“Contrary to the agreement, the Attorney General gave the Federal Defender just two days of notice that they intended to pursue Mr. Presnell’s execution warrant instead of the promised six months after the conditions had been met,” the filing reads. “These actions constitute a clear breach of the agreement and will lead to irreparable harm if not enjoined by this court.”

The day after Presnell’s attorney learned of the state’s plans to execute him, she found out an expert clemency witness suffered a cardiac event requiring emergency surgery. Other witnesses, the filing said, have “immovable conflicts because of the late notice.”

If an injunction is not granted, the filing said, Presnell’s legal team will not receive the time it was promised to prepare for his clemency proceeding, which is set for next Monday.

The violation of last year’s agreement, the filing said, has turned “ordinary conflicts into extraordinary problems” that are hindering attorneys from properly preparing for next week’s clemency petition, which could be Presnell’s “last meaningful chance to avoid execution.”

Citing pending litigation, Carr’s office declined to comment Monday.

During his trial, Presnell’s mother and other relatives testified that his life should be spared because his mind was warped by a childhood of incest and abuse.

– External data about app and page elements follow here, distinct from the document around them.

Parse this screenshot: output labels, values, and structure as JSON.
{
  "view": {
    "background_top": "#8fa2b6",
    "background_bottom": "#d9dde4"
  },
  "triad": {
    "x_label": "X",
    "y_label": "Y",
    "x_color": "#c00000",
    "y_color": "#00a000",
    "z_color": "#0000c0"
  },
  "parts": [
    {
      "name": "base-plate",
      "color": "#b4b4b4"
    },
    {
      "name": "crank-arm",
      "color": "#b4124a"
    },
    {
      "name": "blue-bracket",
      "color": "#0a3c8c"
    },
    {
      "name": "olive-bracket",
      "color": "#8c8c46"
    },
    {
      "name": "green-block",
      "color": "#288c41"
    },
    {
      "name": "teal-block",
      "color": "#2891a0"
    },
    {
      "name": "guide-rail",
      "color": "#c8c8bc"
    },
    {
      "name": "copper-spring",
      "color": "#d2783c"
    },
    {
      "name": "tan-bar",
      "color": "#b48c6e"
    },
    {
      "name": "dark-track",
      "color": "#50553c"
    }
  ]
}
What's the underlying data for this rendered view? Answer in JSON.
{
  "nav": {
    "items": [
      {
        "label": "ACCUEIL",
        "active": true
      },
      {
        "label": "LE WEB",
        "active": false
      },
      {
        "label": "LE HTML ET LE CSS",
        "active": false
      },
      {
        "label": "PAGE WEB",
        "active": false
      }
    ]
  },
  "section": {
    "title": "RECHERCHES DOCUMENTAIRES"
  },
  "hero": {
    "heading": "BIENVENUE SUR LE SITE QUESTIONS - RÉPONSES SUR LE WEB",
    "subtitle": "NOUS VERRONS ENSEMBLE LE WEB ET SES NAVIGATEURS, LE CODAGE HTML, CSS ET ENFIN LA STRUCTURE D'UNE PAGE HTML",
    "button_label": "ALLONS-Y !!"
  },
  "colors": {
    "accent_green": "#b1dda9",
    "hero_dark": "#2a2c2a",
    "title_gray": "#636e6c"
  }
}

If he is executed next week, the 68-year-old Presnell would be the 54th Georgia prisoner killed by lethal injection, according to the Georgia Department of Corrections.